For human females, verbal communication was also essential to survival, but it would have been expressed very differently. Women encumbered with children and older family members were far more vulnerable than their male counterparts. Their inherently compromised mobility definitely made them potential prey to other life forms – including other, out-group, male-humans. Unlike hunting, which requires stealth and strategy, ‘gathering’ is a more methodical activity in which economy of sound is irrelevant to success. It nevertheless involves groups of individuals who must always be alert to danger and able to communicate it instantly. With many other animal species, this is not always achieved through the use of sound per se, but by the sudden lack of it. By maintaining a constant level of chatter, the group is alerted to possible danger when elements within it go silent. It becomes an alarm signal for all to go silent and watch out.
The sounds of their own voices may well have represented a similar sense of wellbeing for early human females.

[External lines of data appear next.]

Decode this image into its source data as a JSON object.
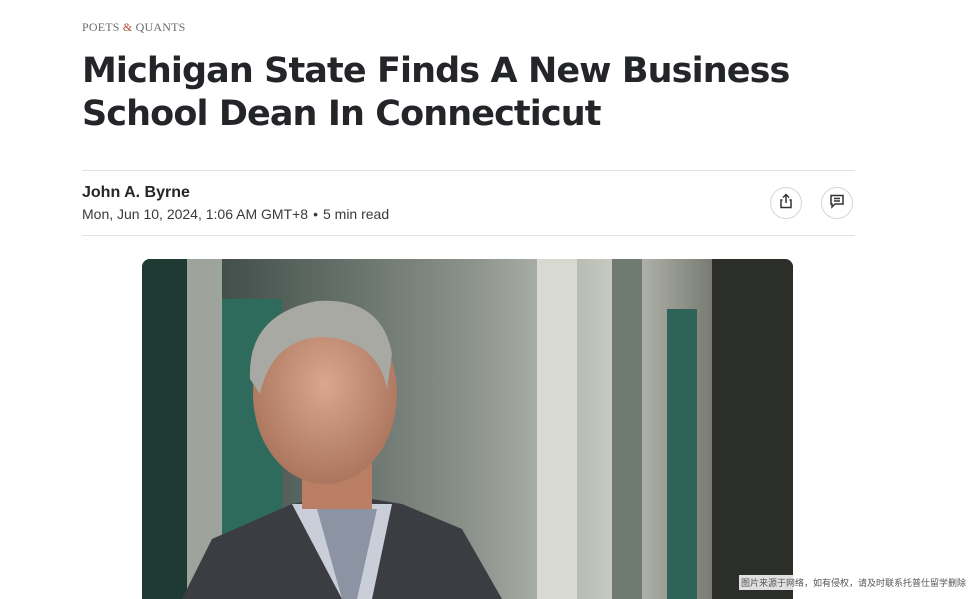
{
  "publisher": {
    "logo_text_1": "POETS ",
    "logo_amp": "&",
    "logo_text_2": " QUANTS"
  },
  "article": {
    "title": "Michigan State Finds A New Business School Dean In Connecticut",
    "author": "John A. Byrne",
    "date": "Mon, Jun 10, 2024, 1:06 AM GMT+8",
    "separator": "•",
    "read_time": "5 min read"
  },
  "actions": {
    "share_icon": "share-icon",
    "comment_icon": "comment-icon"
  },
  "hero_image": {
    "subject": "portrait-photo"
  },
  "watermark": "图片来源于网络，如有侵权，请及时联系托普仕留学删除"
}
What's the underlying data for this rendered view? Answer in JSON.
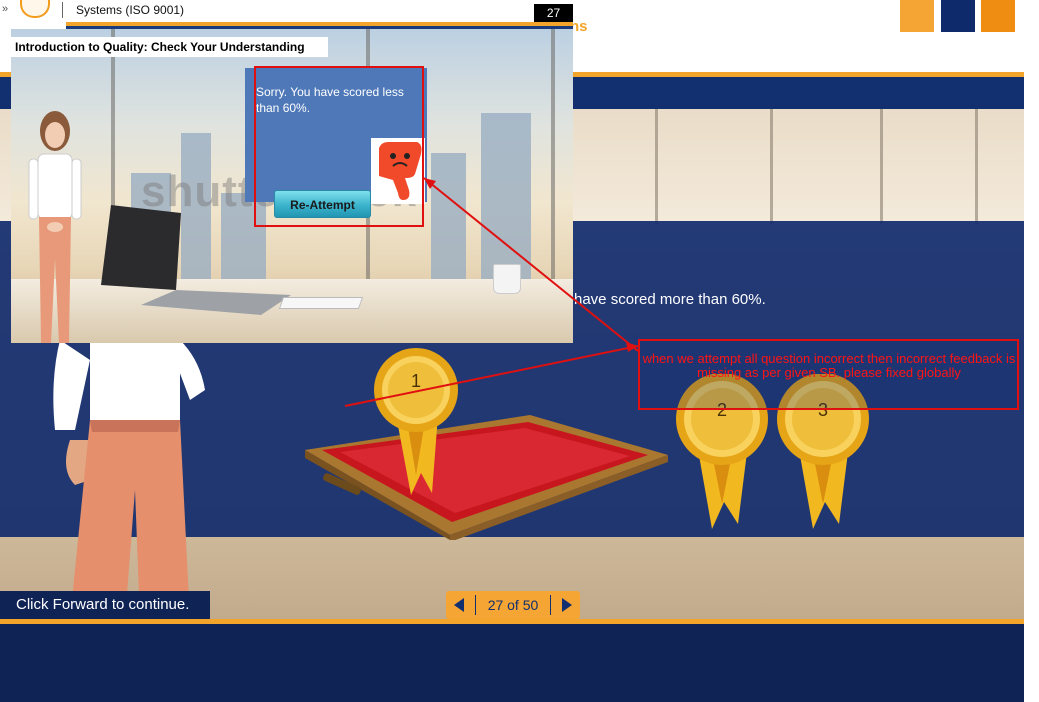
{
  "window": {
    "title": "Systems (ISO 9001)",
    "slide_count_badge": "27"
  },
  "popup": {
    "title": "Introduction to Quality: Check Your Understanding",
    "watermark": "shutterstock",
    "feedback_text": "Sorry. You have scored less than 60%.",
    "reattempt_button": "Re-Attempt",
    "thumb_icon": "thumbs-down-icon"
  },
  "slide": {
    "partial_heading": "ns",
    "scored_more_text": "have scored more than 60%.",
    "medals": [
      "1",
      "2",
      "3"
    ],
    "footer_text": "Click Forward to continue.",
    "pager": {
      "label": "27 of 50"
    }
  },
  "annotation": {
    "text": "when we attempt all question incorrect  then incorrect feedback is missing as per given SB. please fixed globally"
  },
  "colors": {
    "navy": "#12306f",
    "orange": "#f3a52b",
    "annotation_red": "#e01010",
    "feedback_blue": "#4e78b8"
  }
}
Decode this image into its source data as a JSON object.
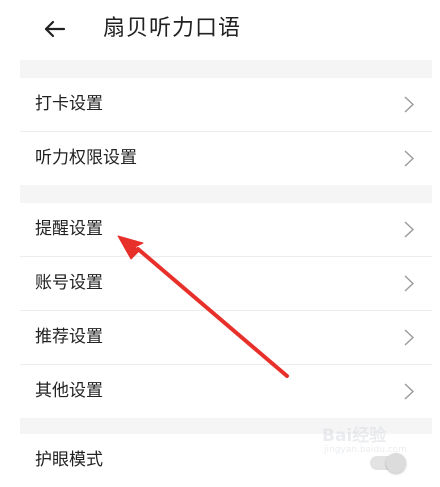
{
  "header": {
    "title": "扇贝听力口语",
    "back_icon": "arrow-left-icon"
  },
  "settings": {
    "group1": [
      {
        "label": "打卡设置"
      },
      {
        "label": "听力权限设置"
      }
    ],
    "group2": [
      {
        "label": "提醒设置"
      },
      {
        "label": "账号设置"
      },
      {
        "label": "推荐设置"
      },
      {
        "label": "其他设置"
      }
    ],
    "group3": [
      {
        "label": "护眼模式",
        "toggle_on": false
      }
    ]
  },
  "annotation": {
    "color": "#e8302a",
    "points_to": "提醒设置"
  },
  "watermark": {
    "text": "Bai经验",
    "sub": "jingyan.baidu.com"
  },
  "colors": {
    "background": "#ffffff",
    "section_gap": "#f5f5f5",
    "divider": "#ececec",
    "chevron": "#9a9a9a"
  }
}
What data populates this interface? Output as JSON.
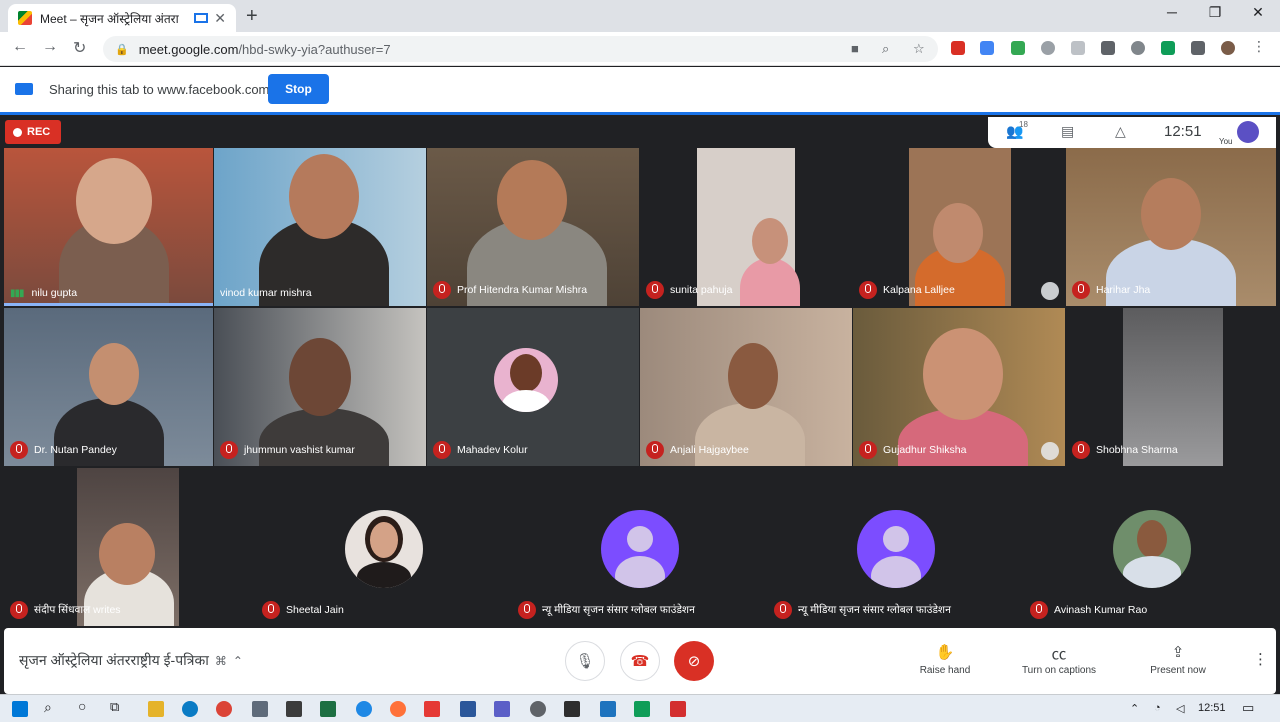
{
  "browser": {
    "tab_title": "Meet – सृजन ऑस्ट्रेलिया अंतरा",
    "url_main": "meet.google.com",
    "url_rest": "/hbd-swky-yia?authuser=7"
  },
  "sharing": {
    "text": "Sharing this tab to www.facebook.com",
    "stop_label": "Stop"
  },
  "meet": {
    "rec_label": "REC",
    "participant_count": "18",
    "clock": "12:51",
    "you_label": "You",
    "meeting_title": "सृजन ऑस्ट्रेलिया अंतरराष्ट्रीय ई-पत्रिका",
    "actions": {
      "raise_hand": "Raise hand",
      "captions": "Turn on captions",
      "present": "Present now"
    }
  },
  "participants": [
    {
      "name": "nilu gupta",
      "speaking": true
    },
    {
      "name": "vinod kumar mishra",
      "muted": false
    },
    {
      "name": "Prof Hitendra Kumar Mishra",
      "muted": true
    },
    {
      "name": "sunita pahuja",
      "muted": true
    },
    {
      "name": "Kalpana Lalljee",
      "muted": true
    },
    {
      "name": "Harihar Jha",
      "muted": true
    },
    {
      "name": "Dr. Nutan Pandey",
      "muted": true
    },
    {
      "name": "jhummun vashist kumar",
      "muted": true
    },
    {
      "name": "Mahadev Kolur",
      "muted": true
    },
    {
      "name": "Anjali Hajgaybee",
      "muted": true
    },
    {
      "name": "Gujadhur Shiksha",
      "muted": true
    },
    {
      "name": "Shobhna Sharma",
      "muted": true
    },
    {
      "name": "संदीप सिंधवाल writes",
      "muted": true
    },
    {
      "name": "Sheetal Jain",
      "muted": true
    },
    {
      "name": "न्यू मीडिया सृजन संसार ग्लोबल फाउंडेशन",
      "muted": true
    },
    {
      "name": "न्यू मीडिया सृजन संसार ग्लोबल फाउंडेशन",
      "muted": true
    },
    {
      "name": "Avinash Kumar Rao",
      "muted": true
    }
  ],
  "taskbar": {
    "time": "12:51"
  }
}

Singing, laughing and a constant level of chatter all contributed to a feeling that things were okay – as opposed to the lack of it which in all likelihood meant they were not. Unquestionably many human females – and their children – have fallen prey to other life forms – particularly ‘other’ human males. Over time therefore, silence and apprehension for women would have become synonymous.
Thousands of years later, hunting and gathering conditions have changed, but the essential natures of men and women have not. The verbal survival strategies particular to each apparently remain. Human females still strive to allay anxiety by talking to one another, telephoning and texting, often just to verify each other’s whereabouts. Teenage girls will rush headlong through barbed wire to answer a ringing phone and the threat of not being talked to by their peers can be their worst nightmare. Driving is an anxiety producing activity in which women are notorious for being on cell phones or texting one another, seemingly communicating for the sake of it. And when they do get together, they still demonstrate the remarkable ability – to men – of being able to all talk at once without getting confused. It’s only when they start talking to men that their methods run into difficulty, especially in the context of intimate relationships.
When that happens, more-talk meets less-talk head on. Lack of talk to females may suggest something is wrong, whereas to males it probably means nothing of the sort. On the other hand, to them, talking amounts to unnecessary distraction, unless something specific is to be achieved by it. As most of them will concur, ‘having to talk’ does indirectly produce the ideal result: peace and quiet. It’s just a roundabout way of getting there. Arriving at that conclusion can be a time consuming, frustrating process in which women may throw all kinds of unrelated information into the mix simply to sustain a level of noise that makes them feel comfortable.
As Chris Rock points out, “…it’s impossible for a man to win an argument with a woman, simply because men…” – in keeping with the hunter paradigm – “are handicapped by the need to make sense. Women aren’t going to let a little thing like sense get in the way of a good argument.”
Women simply “have to talk”; it makes them happy, it makes them feel secure. It’s been that way for a very long time. It makes all the sense in the world.
Can’t argue with that.
Malcolm Mc Neill’s first project out of art school was a seven-year collaboration with writer William S. Burroughs. His two books about the experience were published at the end of 2012.
His most recent exhibition of paintings was in August 2013 in New York.